Blunt puts spoonful of British class into Mary Poppins

Emily Blunt was more than a little nervous about stepping into Julie Andrews’ laced-up boots when all the world knows her Mary Poppins was supercalifragilisticexpialidocious. But just like the miracle-working nanny, the British actress who takes up Poppins’ talking umbrella in the new Disney sequel to the children’s classic, comes equipped with an unwavering stiff upper lip.
“I was a bit trepidatious,” Blunt said, using a word that might have escaped from a Poppins’ song.
So much so that she tried to put Andrews’ Oscar-winning 1965 performance out of her mind entirely by refusing to watch the original film.
‘Eccentric and very funny’

So Blunt went back to P L Travers original books where Poppins is “very different, more eccentric, more rude actually and very funny and weird.
“After reading the books I found her so delicious to play because she is so mysterious as well,” said Blunt, who is best known for “The Devil Wears Prada” and “Salmon Fishing in the Yemen”.
“Mary Poppins doesn’t reveal her inner workings to anybody. She doesn’t want to,” said the actress, who ramps up the nanny’s buttoned-down Britishness in the new film, “Mary Poppins Returns”, which is set in the 1930s, two decades after the original.
For Blunt, Poppins is not only “superhuman” and super-capable but also full of contradictions — kind yet aloof, strict and yet free-spirted, she is “an adrenalin junkie going into all these adventures. She loves it”.
But you also see “these private moments of compassion and empathy and where you see just a little crack in the armour of her stern” rather prim exterior, Blunt said.

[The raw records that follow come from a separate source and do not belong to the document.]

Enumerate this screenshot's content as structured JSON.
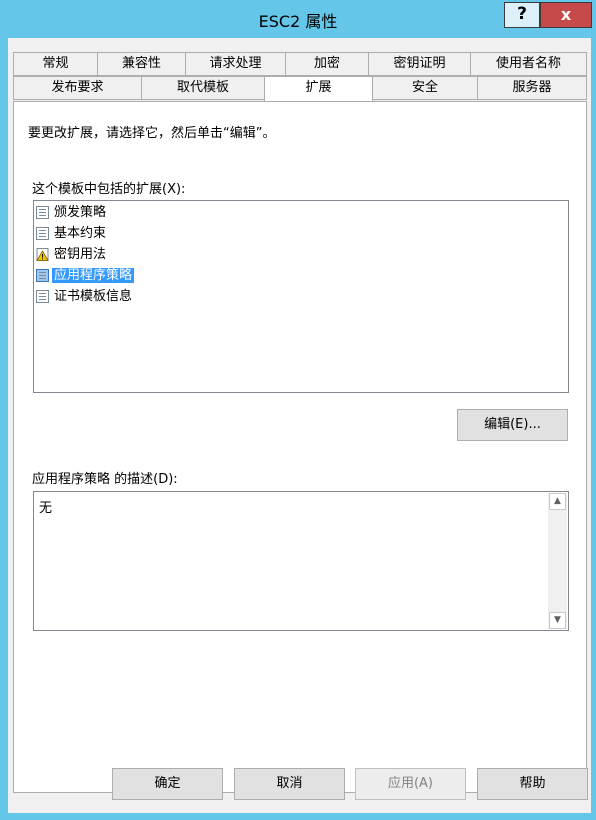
{
  "window": {
    "title": "ESC2 属性",
    "help_label": "?",
    "close_label": "x"
  },
  "tabs": {
    "row1": [
      "常规",
      "兼容性",
      "请求处理",
      "加密",
      "密钥证明",
      "使用者名称"
    ],
    "row2": [
      "发布要求",
      "取代模板",
      "扩展",
      "安全",
      "服务器"
    ],
    "active": "扩展"
  },
  "extensions_page": {
    "instruction": "要更改扩展，请选择它，然后单击“编辑”。",
    "list_label": "这个模板中包括的扩展(X):",
    "items": [
      {
        "label": "颁发策略",
        "icon": "page-icon"
      },
      {
        "label": "基本约束",
        "icon": "page-icon"
      },
      {
        "label": "密钥用法",
        "icon": "warning-page-icon"
      },
      {
        "label": "应用程序策略",
        "icon": "page-icon",
        "selected": true
      },
      {
        "label": "证书模板信息",
        "icon": "page-icon"
      }
    ],
    "edit_button": "编辑(E)...",
    "description_label": "应用程序策略 的描述(D):",
    "description_text": "无"
  },
  "footer": {
    "ok": "确定",
    "cancel": "取消",
    "apply": "应用(A)",
    "help": "帮助"
  },
  "colors": {
    "titlebar": "#64c7ea",
    "close_button": "#c74a4a",
    "selection": "#3399ff"
  }
}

Blunt believes Poppins is a mystery wrapped in an enigma who lets people believe that she is some kind of distressed gentlewoman to “keep everyone guessing”.